_Task details_:
Your answer should consist only of the records, copied exactly, with the images removed.

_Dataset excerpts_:
'''

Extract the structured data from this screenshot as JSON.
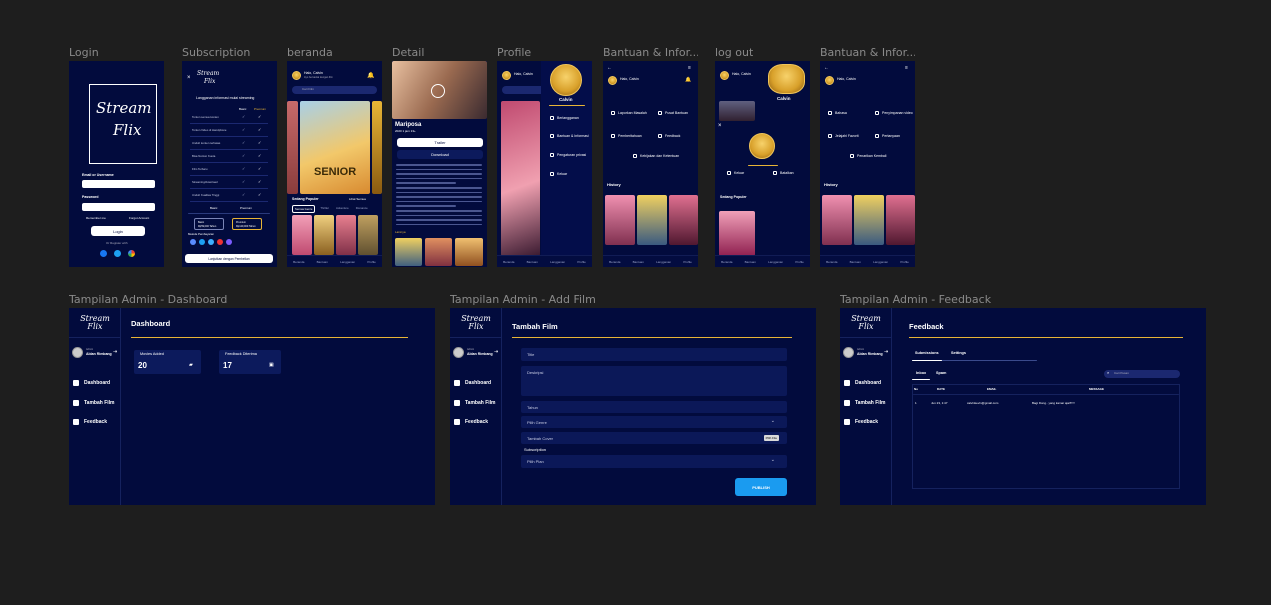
{
  "labels": {
    "login": "Login",
    "subscription": "Subscription",
    "beranda": "beranda",
    "detail": "Detail",
    "profile": "Profile",
    "bantuan1": "Bantuan & Infor...",
    "logout": "log out",
    "bantuan2": "Bantuan & Infor...",
    "admin_dashboard": "Tampilan Admin - Dashboard",
    "admin_add": "Tampilan Admin - Add Film",
    "admin_feedback": "Tampilan Admin - Feedback"
  },
  "brand": {
    "line1": "Stream",
    "line2": "Flix",
    "accent": "#e8b536",
    "bg": "#020b3d"
  },
  "login": {
    "email_label": "Email or Username",
    "password_label": "Password",
    "remember": "Remember me",
    "forgot": "Forgot Account",
    "button": "Login",
    "or": "Or Register with"
  },
  "subscription": {
    "title": "Langganan informasi mulai streaming",
    "col_basic": "Basic",
    "col_premium": "Premium",
    "rows": [
      "Tonton semua konten",
      "Tonton Video di Handphone",
      "Unduh konten terbatas",
      "Bisa Nonton Kuota",
      "Film Terbaru",
      "Streaming/download",
      "Unduh Kualitas Tinggi"
    ],
    "opt1": "Basic",
    "opt2": "Premium",
    "price1": "Rp59,000 Tahun",
    "price2": "Rp129,000 Tahun",
    "payment": "Metode Pembayaran",
    "continue": "Lanjutkan dengan Pembelian"
  },
  "beranda": {
    "greeting": "Halo, Calvin",
    "sub": "Ayo bersantai dengan film",
    "search": "Cari Film",
    "banner_title": "SENIOR",
    "section": "Sedang Populer",
    "see_all": "Lihat Semua",
    "chips": [
      "Semua Genre",
      "Thriller",
      "Adventure",
      "Romance"
    ]
  },
  "detail": {
    "title": "Mariposa",
    "meta": "2020   1 jam   13+",
    "trailer": "Trailer",
    "download": "Download",
    "lainnya": "Lainnya"
  },
  "profile": {
    "name": "Calvin",
    "items": [
      "Berlangganan",
      "Bantuan & Informasi",
      "Pengaturan privasi",
      "Keluar"
    ]
  },
  "bantuan": {
    "items": [
      "Laporkan Masalah",
      "Pusat Bantuan",
      "Pemberitahuan",
      "Feedback",
      "Kebijakan dan Ketentuan"
    ],
    "history": "History"
  },
  "logout": {
    "cancel": "Keluar",
    "confirm": "Batalkan"
  },
  "bantuan2": {
    "items": [
      "Bahasa",
      "Penyimpanan video",
      "Jelajahi Favorit",
      "Pertanyaan",
      "Penarikan Kembali"
    ],
    "history": "History"
  },
  "admin": {
    "user": "Aldan Rimbang",
    "user_role": "Admin",
    "nav": [
      "Dashboard",
      "Tambah Film",
      "Feedback"
    ],
    "dashboard": {
      "title": "Dashboard",
      "cards": [
        {
          "label": "Movies Added",
          "value": "20"
        },
        {
          "label": "Feedback Diterima",
          "value": "17"
        }
      ]
    },
    "add": {
      "title": "Tambah Film",
      "fields": [
        "Title",
        "Deskripsi",
        "Tahun",
        "Pilih Genre",
        "Tambah Cover",
        "Subscription",
        "Pilih Plan"
      ],
      "file_btn": "Pilih File",
      "publish": "PUBLISH"
    },
    "feedback": {
      "title": "Feedback",
      "tabs": [
        "Submissions",
        "Settings"
      ],
      "subtabs": [
        "Inbox",
        "Spam"
      ],
      "search": "Cari Pesan",
      "columns": [
        "No",
        "DATE",
        "EMAIL",
        "MESSAGE"
      ],
      "rows": [
        {
          "no": "1",
          "date": "Jun 23, 1:47",
          "email": "calvinkevin@gmail.com",
          "message": "Bagi Dong.. yang kamar ajal!!!!!!"
        }
      ]
    }
  }
}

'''

_Written response_:
Extract the structured data from this screenshot as JSON.
{
  "labels": {
    "login": "Login",
    "subscription": "Subscription",
    "beranda": "beranda",
    "detail": "Detail",
    "profile": "Profile",
    "bantuan1": "Bantuan & Infor...",
    "logout": "log out",
    "bantuan2": "Bantuan & Infor...",
    "admin_dashboard": "Tampilan Admin - Dashboard",
    "admin_add": "Tampilan Admin - Add Film",
    "admin_feedback": "Tampilan Admin - Feedback"
  },
  "brand": {
    "line1": "Stream",
    "line2": "Flix",
    "accent": "#e8b536",
    "bg": "#020b3d"
  },
  "login": {
    "email_label": "Email or Username",
    "password_label": "Password",
    "remember": "Remember me",
    "forgot": "Forgot Account",
    "button": "Login",
    "or": "Or Register with"
  },
  "subscription": {
    "title": "Langganan informasi mulai streaming",
    "col_basic": "Basic",
    "col_premium": "Premium",
    "rows": [
      "Tonton semua konten",
      "Tonton Video di Handphone",
      "Unduh konten terbatas",
      "Bisa Nonton Kuota",
      "Film Terbaru",
      "Streaming/download",
      "Unduh Kualitas Tinggi"
    ],
    "opt1": "Basic",
    "opt2": "Premium",
    "price1": "Rp59,000 Tahun",
    "price2": "Rp129,000 Tahun",
    "payment": "Metode Pembayaran",
    "continue": "Lanjutkan dengan Pembelian"
  },
  "beranda": {
    "greeting": "Halo, Calvin",
    "sub": "Ayo bersantai dengan film",
    "search": "Cari Film",
    "banner_title": "SENIOR",
    "section": "Sedang Populer",
    "see_all": "Lihat Semua",
    "chips": [
      "Semua Genre",
      "Thriller",
      "Adventure",
      "Romance"
    ]
  },
  "detail": {
    "title": "Mariposa",
    "meta": "2020   1 jam   13+",
    "trailer": "Trailer",
    "download": "Download",
    "lainnya": "Lainnya"
  },
  "profile": {
    "name": "Calvin",
    "items": [
      "Berlangganan",
      "Bantuan & Informasi",
      "Pengaturan privasi",
      "Keluar"
    ]
  },
  "bantuan": {
    "items": [
      "Laporkan Masalah",
      "Pusat Bantuan",
      "Pemberitahuan",
      "Feedback",
      "Kebijakan dan Ketentuan"
    ],
    "history": "History"
  },
  "logout": {
    "cancel": "Keluar",
    "confirm": "Batalkan"
  },
  "bantuan2": {
    "items": [
      "Bahasa",
      "Penyimpanan video",
      "Jelajahi Favorit",
      "Pertanyaan",
      "Penarikan Kembali"
    ],
    "history": "History"
  },
  "admin": {
    "user": "Aldan Rimbang",
    "user_role": "Admin",
    "nav": [
      "Dashboard",
      "Tambah Film",
      "Feedback"
    ],
    "dashboard": {
      "title": "Dashboard",
      "cards": [
        {
          "label": "Movies Added",
          "value": "20"
        },
        {
          "label": "Feedback Diterima",
          "value": "17"
        }
      ]
    },
    "add": {
      "title": "Tambah Film",
      "fields": [
        "Title",
        "Deskripsi",
        "Tahun",
        "Pilih Genre",
        "Tambah Cover",
        "Subscription",
        "Pilih Plan"
      ],
      "file_btn": "Pilih File",
      "publish": "PUBLISH"
    },
    "feedback": {
      "title": "Feedback",
      "tabs": [
        "Submissions",
        "Settings"
      ],
      "subtabs": [
        "Inbox",
        "Spam"
      ],
      "search": "Cari Pesan",
      "columns": [
        "No",
        "DATE",
        "EMAIL",
        "MESSAGE"
      ],
      "rows": [
        {
          "no": "1",
          "date": "Jun 23, 1:47",
          "email": "calvinkevin@gmail.com",
          "message": "Bagi Dong.. yang kamar ajal!!!!!!"
        }
      ]
    }
  }
}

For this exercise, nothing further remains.